The Supreme Court of WA has cancelled another costs agreement on the grounds of unreasonableness. The decision is Portuguese Cultural and Welfare Centre v Talbot Olivier Pty Ltd  WASC 54.
I am a member of the Costs Committee of the Law Society of WA. Decisions relating to legal costs and the cancelling of costs agreements are of particular interest to me.
To give a short background to the decision, the Portuguese Cultural and Welfare Centre was an unincorporated association which operated a community radio station. Mr and Mrs Moleirinho were husband and wife and involved in the running of the Association. They signed three costs agreements on behalf of the Association and also gave guarantees in relation to the payment of fees.
Been January and March 2008, the Australian Communications and Media Authority (ACMA) were considering refusing to renew the licence required by the Association to continue to operate the radio station.
The Association engaged Talbot Olivier to act for them. The Association, Mr Moleirinho and Mrs Moleirinho entered into three costs agreements with Talbot Olivier.
The first costs agreement was entered into after the ACMA had expressed a preliminary view that the licence would be cancelled.
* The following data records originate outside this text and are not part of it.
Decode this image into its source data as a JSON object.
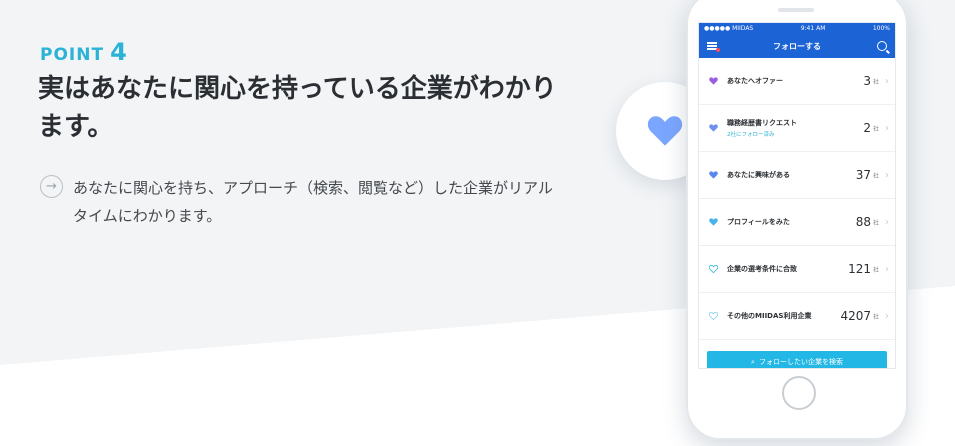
{
  "point": {
    "label": "POINT",
    "number": "4"
  },
  "headline": "実はあなたに関心を持っている企業がわかります。",
  "description": "あなたに関心を持ち、アプローチ（検索、閲覧など）した企業がリアルタイムにわかります。",
  "colors": {
    "accent": "#2ab3d6",
    "brand_blue": "#1c63d6",
    "heart": "#7aa6ff",
    "cta": "#23b7e6"
  },
  "phone": {
    "status_left": "●●●●● MIIDAS",
    "status_time": "9:41 AM",
    "status_right": "100%",
    "nav_title": "フォローする",
    "rows": [
      {
        "label": "あなたへオファー",
        "sub": "",
        "count": "3",
        "unit": "社",
        "icon": "heart-filled-purple"
      },
      {
        "label": "職務経歴書リクエスト",
        "sub": "2社にフォロー済み",
        "count": "2",
        "unit": "社",
        "icon": "heart-outline"
      },
      {
        "label": "あなたに興味がある",
        "sub": "",
        "count": "37",
        "unit": "社",
        "icon": "heart-filled-blue"
      },
      {
        "label": "プロフィールをみた",
        "sub": "",
        "count": "88",
        "unit": "社",
        "icon": "heart-filled-lightblue"
      },
      {
        "label": "企業の選考条件に合致",
        "sub": "",
        "count": "121",
        "unit": "社",
        "icon": "heart-outline"
      },
      {
        "label": "その他のMIIDAS利用企業",
        "sub": "",
        "count": "4207",
        "unit": "社",
        "icon": "heart-outline-light"
      }
    ],
    "cta_label": "フォローしたい企業を検索"
  }
}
The second costs agreement was made around 13 March 2008 after the ACMA decided to cancel the licence. The third costs agreement was entered into on 20 March 2008 after a resolution was passed by the Association to seek a review of the ACMA’s decision and despite receiving advice the previous day not to seek a review.
The application for review had to be filed by 20 March 2008.
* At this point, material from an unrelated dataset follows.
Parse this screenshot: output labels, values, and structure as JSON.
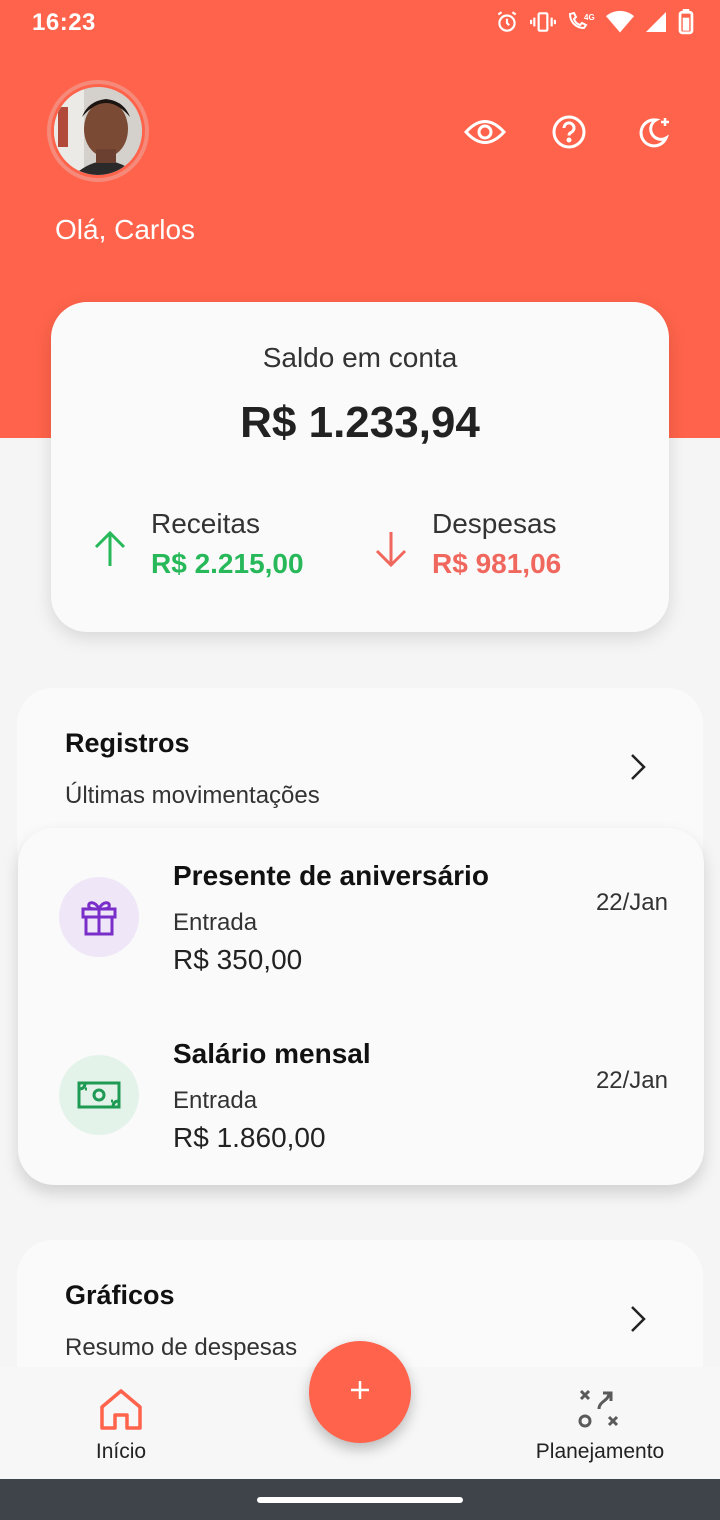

The Applications to Cancel the Costs Agreements
Proceedings were originally commenced by the Association, Mr Moleirinho and Mrs Moleirinho to cancel all three costs agreements. Those applications were dismissed by Hall J: Portuguese Cultural and Welfare Centre v Talbot Olivier Pty Ltd  WASC 91.
After a partially successful appeal, Mr and Mrs Moleirinho’s application in respect of the third costs agreement only, was remitted to be re-determined by the general division.
In the particular circumstances of this case, Corboy J cancelled the third costs agreement. His Honour did not rely on any one particular aspect of the agreement itself or any one particular circumstance preceding the entry into the costs agreement. Rather, his Honour concluded that the sum of all of the circumstances justified the costs agreement being cancelled.
In short, the third costs agreement was cancelled by reason of a combination of:
- the advice in relation to the review application was only delivered on 19 March 2008, being the day before the review had to be filed;
- the third costs agreement provided for some work which was already covered by the second costs agreement, namely the preparation and filing of the review application;
- the third costs agreement was received by Mr Moleirinho during the afternoon of 20 March 2008, meaning that only a very short amount of time was available to consider the costs agreement;
- Mr Moleirinho understood, perhaps wrongly, that Talbot Olivier would not file the review application until the costs agreement had been signed;
- the filing of the application for review could have occurred under the terms of the second costs agreement;
- Mr Moleirinho signed the costs agreement on behalf of his then absent wife; at the suggestion of the lawyer; and
- Mr Moleirinho was not given any advice to seek independent advice on the costs agreement.
Comment: Applications to cancel a costs agreement are on the rise. Solicitors should take great care when entering into costs agreements with clients to avoid a subsequent application seeking to cancel their costs agreement. I accept instructions in this area. Contact me by email or by using this link.